Records excerpted from a collection
==================================================
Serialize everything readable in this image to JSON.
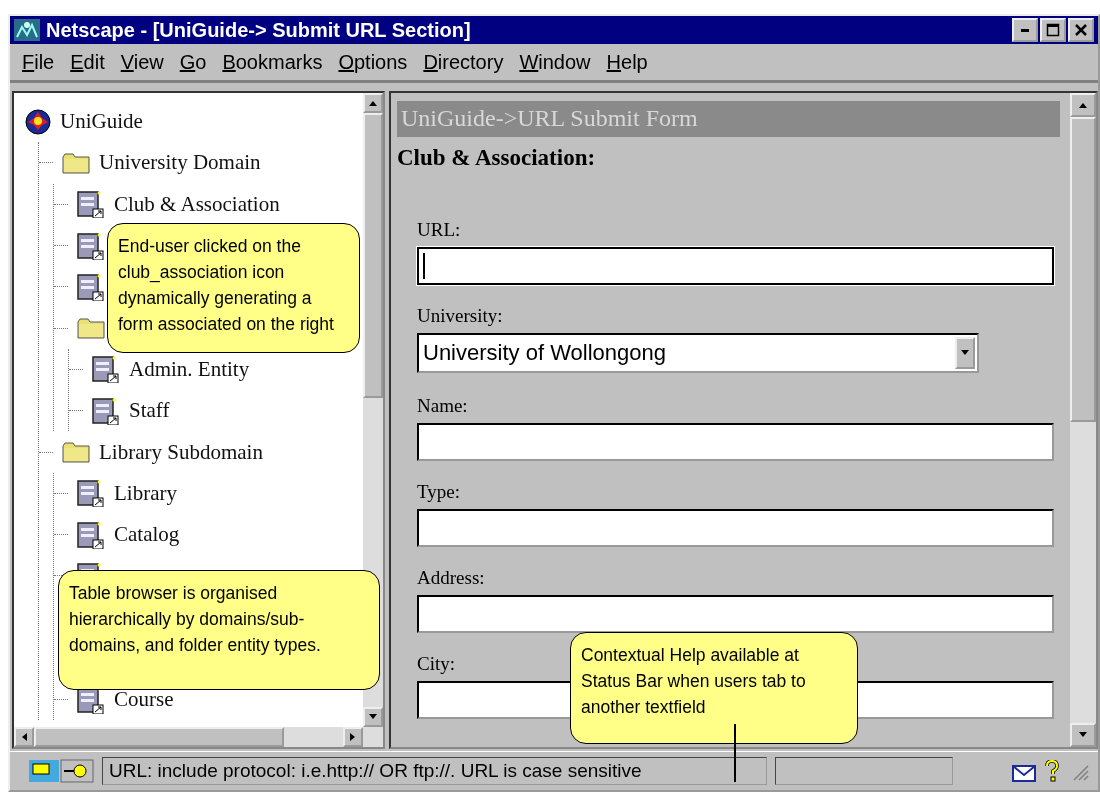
{
  "window": {
    "title": "Netscape - [UniGuide-> Submit URL Section]"
  },
  "menu": [
    {
      "label": "File"
    },
    {
      "label": "Edit"
    },
    {
      "label": "View"
    },
    {
      "label": "Go"
    },
    {
      "label": "Bookmarks"
    },
    {
      "label": "Options"
    },
    {
      "label": "Directory"
    },
    {
      "label": "Window"
    },
    {
      "label": "Help"
    }
  ],
  "tree": {
    "root": {
      "label": "UniGuide",
      "kind": "globe",
      "children": [
        {
          "label": "University Domain",
          "kind": "folder",
          "children": [
            {
              "label": "Club & Association",
              "kind": "document"
            },
            {
              "kind": "document"
            },
            {
              "kind": "document"
            },
            {
              "kind": "folder",
              "children": [
                {
                  "label": "Admin. Entity",
                  "kind": "document"
                },
                {
                  "label": "Staff",
                  "kind": "document"
                }
              ]
            }
          ]
        },
        {
          "label": "Library Subdomain",
          "kind": "folder",
          "children": [
            {
              "label": "Library",
              "kind": "document"
            },
            {
              "label": "Catalog",
              "kind": "document"
            },
            {
              "kind": "document"
            },
            {
              "label": "Course",
              "kind": "document"
            }
          ]
        }
      ]
    }
  },
  "form": {
    "banner": "UniGuide->URL Submit Form",
    "heading": "Club & Association:",
    "fields": [
      {
        "label": "URL:",
        "kind": "text",
        "focused": true
      },
      {
        "label": "University:",
        "kind": "select",
        "value": "University of Wollongong"
      },
      {
        "label": "Name:",
        "kind": "text",
        "focused": false
      },
      {
        "label": "Type:",
        "kind": "text",
        "focused": false
      },
      {
        "label": "Address:",
        "kind": "text",
        "focused": false
      },
      {
        "label": "City:",
        "kind": "text",
        "focused": false
      }
    ]
  },
  "status_bar": {
    "message": "URL: include protocol: i.e.http:// OR ftp://. URL is case sensitive"
  },
  "callouts": [
    {
      "text": "End-user clicked on the club_association icon dynamically generating a form associated on the right",
      "pointer": false
    },
    {
      "text": "Table browser is organised hierarchically by domains/sub-domains, and folder entity types.",
      "pointer": false
    },
    {
      "text": "Contextual Help available at Status Bar when users tab to another textfield",
      "pointer": true
    }
  ]
}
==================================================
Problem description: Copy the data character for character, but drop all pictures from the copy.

Answer to the exercise:
Serialize everything readable in this image to JSON.
{
  "window": {
    "title": "Netscape - [UniGuide-> Submit URL Section]"
  },
  "menu": [
    {
      "label": "File"
    },
    {
      "label": "Edit"
    },
    {
      "label": "View"
    },
    {
      "label": "Go"
    },
    {
      "label": "Bookmarks"
    },
    {
      "label": "Options"
    },
    {
      "label": "Directory"
    },
    {
      "label": "Window"
    },
    {
      "label": "Help"
    }
  ],
  "tree": {
    "root": {
      "label": "UniGuide",
      "kind": "globe",
      "children": [
        {
          "label": "University Domain",
          "kind": "folder",
          "children": [
            {
              "label": "Club & Association",
              "kind": "document"
            },
            {
              "kind": "document"
            },
            {
              "kind": "document"
            },
            {
              "kind": "folder",
              "children": [
                {
                  "label": "Admin. Entity",
                  "kind": "document"
                },
                {
                  "label": "Staff",
                  "kind": "document"
                }
              ]
            }
          ]
        },
        {
          "label": "Library Subdomain",
          "kind": "folder",
          "children": [
            {
              "label": "Library",
              "kind": "document"
            },
            {
              "label": "Catalog",
              "kind": "document"
            },
            {
              "kind": "document"
            },
            {
              "label": "Course",
              "kind": "document"
            }
          ]
        }
      ]
    }
  },
  "form": {
    "banner": "UniGuide->URL Submit Form",
    "heading": "Club & Association:",
    "fields": [
      {
        "label": "URL:",
        "kind": "text",
        "focused": true
      },
      {
        "label": "University:",
        "kind": "select",
        "value": "University of Wollongong"
      },
      {
        "label": "Name:",
        "kind": "text",
        "focused": false
      },
      {
        "label": "Type:",
        "kind": "text",
        "focused": false
      },
      {
        "label": "Address:",
        "kind": "text",
        "focused": false
      },
      {
        "label": "City:",
        "kind": "text",
        "focused": false
      }
    ]
  },
  "status_bar": {
    "message": "URL: include protocol: i.e.http:// OR ftp://. URL is case sensitive"
  },
  "callouts": [
    {
      "text": "End-user clicked on the club_association icon dynamically generating a form associated on the right",
      "pointer": false
    },
    {
      "text": "Table browser is organised hierarchically by domains/sub-domains, and folder entity types.",
      "pointer": false
    },
    {
      "text": "Contextual Help available at Status Bar when users tab to another textfield",
      "pointer": true
    }
  ]
}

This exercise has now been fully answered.